[Exercise description]:
Repeat, word for word, each of the records shown below, without their pictures.
Start of Records provided
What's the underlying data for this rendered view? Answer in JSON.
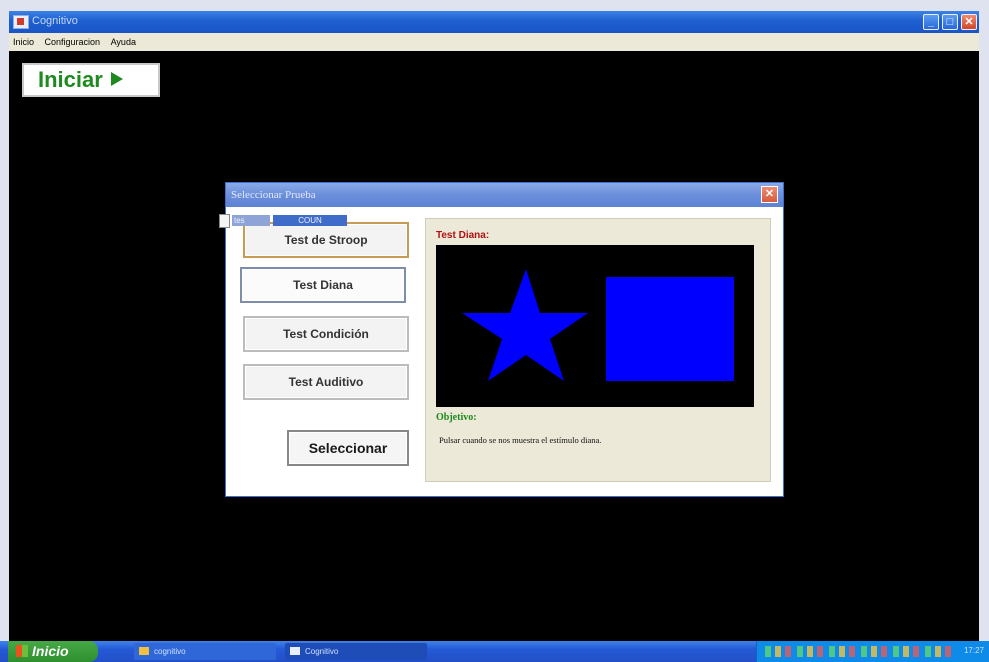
{
  "window": {
    "title": "Cognitivo",
    "controls": {
      "minimize": "_",
      "maximize": "□",
      "close": "✕"
    }
  },
  "menu": [
    "Inicio",
    "Configuracion",
    "Ayuda"
  ],
  "iniciar_label": "Iniciar",
  "dialog": {
    "title": "Seleccionar Prueba",
    "close": "✕",
    "drag_overlay": {
      "label1": "tes",
      "label2": "COUN"
    },
    "tests": [
      "Test de Stroop",
      "Test Diana",
      "Test Condición",
      "Test Auditivo"
    ],
    "select_label": "Seleccionar",
    "panel": {
      "title": "Test Diana:",
      "objective_label": "Objetivo:",
      "objective_text": "Pulsar cuando se nos muestra el estímulo diana.",
      "shape_color": "#0000ff"
    }
  },
  "taskbar": {
    "start_label": "Inicio",
    "tasks": [
      "cognitivo",
      "Cognitivo"
    ],
    "clock": "17:27"
  },
  "colors": {
    "titlebar": "#1e5fd0",
    "iniciar_text": "#1f8a1f",
    "panel_title": "#b01010",
    "objective_label": "#1a8a1a"
  }
}
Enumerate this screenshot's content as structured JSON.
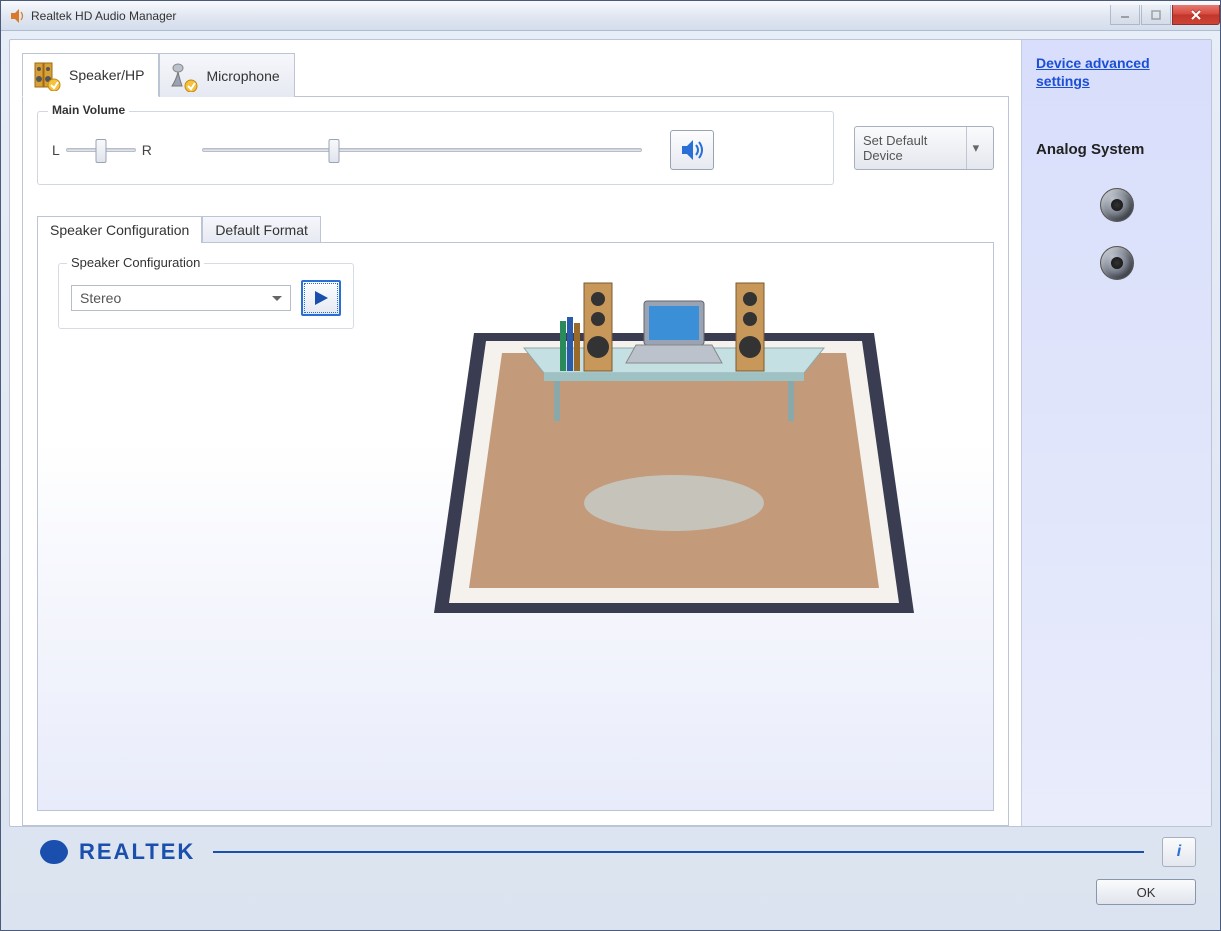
{
  "window": {
    "title": "Realtek HD Audio Manager"
  },
  "device_tabs": {
    "speaker": "Speaker/HP",
    "microphone": "Microphone"
  },
  "main_volume": {
    "group_label": "Main Volume",
    "left_label": "L",
    "right_label": "R",
    "balance_position_pct": 50,
    "volume_position_pct": 30
  },
  "default_device_button": "Set Default Device",
  "config_tabs": {
    "speaker_config": "Speaker Configuration",
    "default_format": "Default Format"
  },
  "speaker_config": {
    "group_label": "Speaker Configuration",
    "selected": "Stereo"
  },
  "side": {
    "advanced_link": "Device advanced settings",
    "analog_title": "Analog System"
  },
  "brand": {
    "name": "REALTEK"
  },
  "footer": {
    "ok": "OK",
    "info": "i"
  }
}
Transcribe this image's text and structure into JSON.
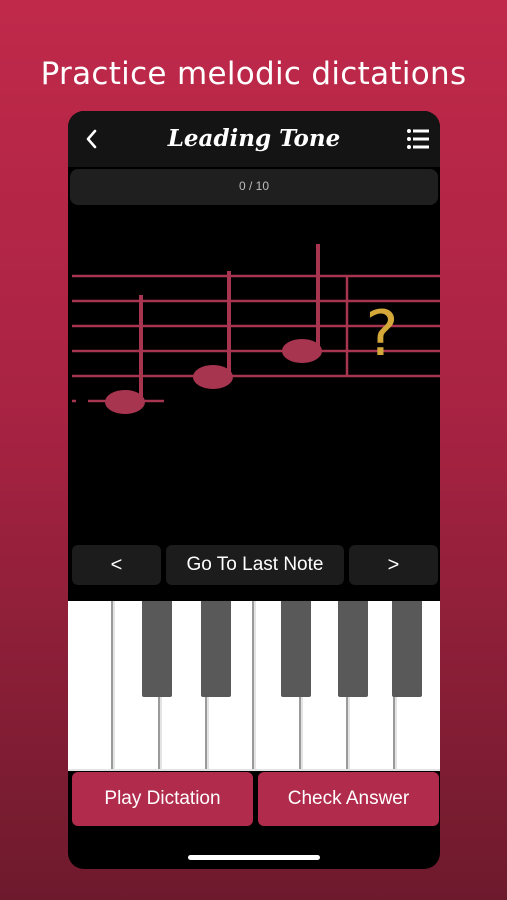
{
  "headline": "Practice melodic dictations",
  "nav": {
    "title": "Leading Tone",
    "back_icon": "chevron-left-icon",
    "menu_icon": "list-icon"
  },
  "progress": {
    "text": "0 / 10",
    "current": 0,
    "total": 10
  },
  "staff": {
    "unknown_symbol": "?",
    "note_color": "#a8354f",
    "question_color": "#d4a93a"
  },
  "controls": {
    "prev_label": "<",
    "go_last_label": "Go To Last Note",
    "next_label": ">"
  },
  "actions": {
    "play_label": "Play Dictation",
    "check_label": "Check Answer"
  },
  "colors": {
    "accent": "#b02b4c",
    "background_top": "#c0294a",
    "background_bottom": "#6e1a2d"
  }
}
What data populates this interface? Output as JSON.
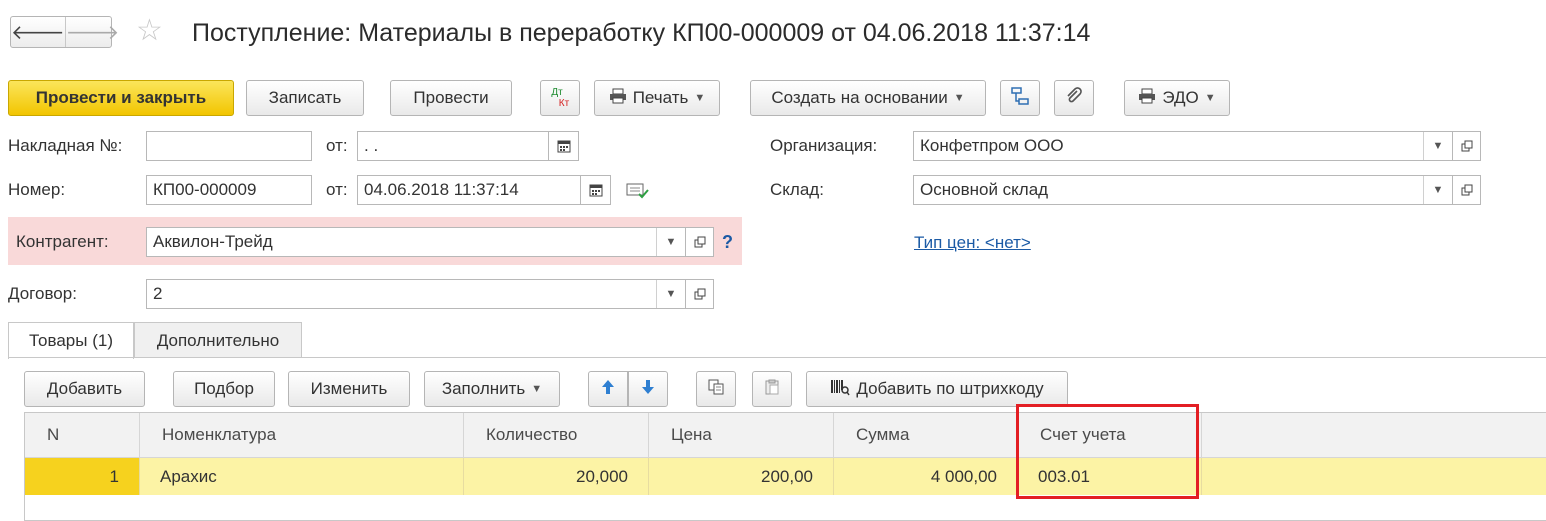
{
  "window": {
    "title": "Поступление: Материалы в переработку КП00-000009 от 04.06.2018 11:37:14",
    "nav_back": "🡐",
    "nav_forward": "🡒",
    "star": "☆"
  },
  "toolbar": {
    "post_close": "Провести и закрыть",
    "save": "Записать",
    "post": "Провести",
    "dtkt_top": "Дт",
    "dtkt_bottom": "Кт",
    "print": "Печать",
    "create_based": "Создать на основании",
    "edo": "ЭДО"
  },
  "form": {
    "invoice_label": "Накладная  №:",
    "invoice_value": "",
    "invoice_date_label": "от:",
    "invoice_date_value": " .  .",
    "number_label": "Номер:",
    "number_value": "КП00-000009",
    "number_date_label": "от:",
    "number_date_value": "04.06.2018 11:37:14",
    "counterparty_label": "Контрагент:",
    "counterparty_value": "Аквилон-Трейд",
    "help": "?",
    "contract_label": "Договор:",
    "contract_value": "2",
    "org_label": "Организация:",
    "org_value": "Конфетпром ООО",
    "warehouse_label": "Склад:",
    "warehouse_value": "Основной склад",
    "price_type_link": "Тип цен: <нет>"
  },
  "tabs": [
    {
      "label": "Товары (1)",
      "active": true
    },
    {
      "label": "Дополнительно",
      "active": false
    }
  ],
  "table_toolbar": {
    "add": "Добавить",
    "pick": "Подбор",
    "edit": "Изменить",
    "fill": "Заполнить",
    "add_barcode": "Добавить по штрихкоду"
  },
  "table": {
    "columns": [
      "N",
      "Номенклатура",
      "Количество",
      "Цена",
      "Сумма",
      "Счет учета"
    ],
    "rows": [
      {
        "n": "1",
        "item": "Арахис",
        "qty": "20,000",
        "price": "200,00",
        "sum": "4 000,00",
        "account": "003.01"
      }
    ]
  },
  "colors": {
    "primary_button": "#f2c500",
    "required_highlight": "#f9d9d9",
    "selected_row": "#fcf3a5",
    "annotation_box": "#e31e24",
    "link": "#1b5aa5"
  }
}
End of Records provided
[Response to this exercise]:
What's the underlying data for this rendered view? Answer in JSON.
{
  "window": {
    "title": "Cognitivo",
    "controls": {
      "minimize": "_",
      "maximize": "□",
      "close": "✕"
    }
  },
  "menu": [
    "Inicio",
    "Configuracion",
    "Ayuda"
  ],
  "iniciar_label": "Iniciar",
  "dialog": {
    "title": "Seleccionar Prueba",
    "close": "✕",
    "drag_overlay": {
      "label1": "tes",
      "label2": "COUN"
    },
    "tests": [
      "Test de Stroop",
      "Test Diana",
      "Test Condición",
      "Test Auditivo"
    ],
    "select_label": "Seleccionar",
    "panel": {
      "title": "Test Diana:",
      "objective_label": "Objetivo:",
      "objective_text": "Pulsar cuando se nos muestra el estímulo diana.",
      "shape_color": "#0000ff"
    }
  },
  "taskbar": {
    "start_label": "Inicio",
    "tasks": [
      "cognitivo",
      "Cognitivo"
    ],
    "clock": "17:27"
  },
  "colors": {
    "titlebar": "#1e5fd0",
    "iniciar_text": "#1f8a1f",
    "panel_title": "#b01010",
    "objective_label": "#1a8a1a"
  }
}
Enumerate this screenshot's content as structured JSON.
{
  "window": {
    "title": "Realtek HD Audio Manager"
  },
  "device_tabs": {
    "speaker": "Speaker/HP",
    "microphone": "Microphone"
  },
  "main_volume": {
    "group_label": "Main Volume",
    "left_label": "L",
    "right_label": "R",
    "balance_position_pct": 50,
    "volume_position_pct": 30
  },
  "default_device_button": "Set Default Device",
  "config_tabs": {
    "speaker_config": "Speaker Configuration",
    "default_format": "Default Format"
  },
  "speaker_config": {
    "group_label": "Speaker Configuration",
    "selected": "Stereo"
  },
  "side": {
    "advanced_link": "Device advanced settings",
    "analog_title": "Analog System"
  },
  "brand": {
    "name": "REALTEK"
  },
  "footer": {
    "ok": "OK",
    "info": "i"
  }
}
Transcribe this image's text and structure into JSON.
{
  "headline": "Practice melodic dictations",
  "nav": {
    "title": "Leading Tone",
    "back_icon": "chevron-left-icon",
    "menu_icon": "list-icon"
  },
  "progress": {
    "text": "0 / 10",
    "current": 0,
    "total": 10
  },
  "staff": {
    "unknown_symbol": "?",
    "note_color": "#a8354f",
    "question_color": "#d4a93a"
  },
  "controls": {
    "prev_label": "<",
    "go_last_label": "Go To Last Note",
    "next_label": ">"
  },
  "actions": {
    "play_label": "Play Dictation",
    "check_label": "Check Answer"
  },
  "colors": {
    "accent": "#b02b4c",
    "background_top": "#c0294a",
    "background_bottom": "#6e1a2d"
  }
}
What data populates this interface? Output as JSON.
{
  "window": {
    "title": "Поступление: Материалы в переработку КП00-000009 от 04.06.2018 11:37:14",
    "nav_back": "🡐",
    "nav_forward": "🡒",
    "star": "☆"
  },
  "toolbar": {
    "post_close": "Провести и закрыть",
    "save": "Записать",
    "post": "Провести",
    "dtkt_top": "Дт",
    "dtkt_bottom": "Кт",
    "print": "Печать",
    "create_based": "Создать на основании",
    "edo": "ЭДО"
  },
  "form": {
    "invoice_label": "Накладная  №:",
    "invoice_value": "",
    "invoice_date_label": "от:",
    "invoice_date_value": " .  .",
    "number_label": "Номер:",
    "number_value": "КП00-000009",
    "number_date_label": "от:",
    "number_date_value": "04.06.2018 11:37:14",
    "counterparty_label": "Контрагент:",
    "counterparty_value": "Аквилон-Трейд",
    "help": "?",
    "contract_label": "Договор:",
    "contract_value": "2",
    "org_label": "Организация:",
    "org_value": "Конфетпром ООО",
    "warehouse_label": "Склад:",
    "warehouse_value": "Основной склад",
    "price_type_link": "Тип цен: <нет>"
  },
  "tabs": [
    {
      "label": "Товары (1)",
      "active": true
    },
    {
      "label": "Дополнительно",
      "active": false
    }
  ],
  "table_toolbar": {
    "add": "Добавить",
    "pick": "Подбор",
    "edit": "Изменить",
    "fill": "Заполнить",
    "add_barcode": "Добавить по штрихкоду"
  },
  "table": {
    "columns": [
      "N",
      "Номенклатура",
      "Количество",
      "Цена",
      "Сумма",
      "Счет учета"
    ],
    "rows": [
      {
        "n": "1",
        "item": "Арахис",
        "qty": "20,000",
        "price": "200,00",
        "sum": "4 000,00",
        "account": "003.01"
      }
    ]
  },
  "colors": {
    "primary_button": "#f2c500",
    "required_highlight": "#f9d9d9",
    "selected_row": "#fcf3a5",
    "annotation_box": "#e31e24",
    "link": "#1b5aa5"
  }
}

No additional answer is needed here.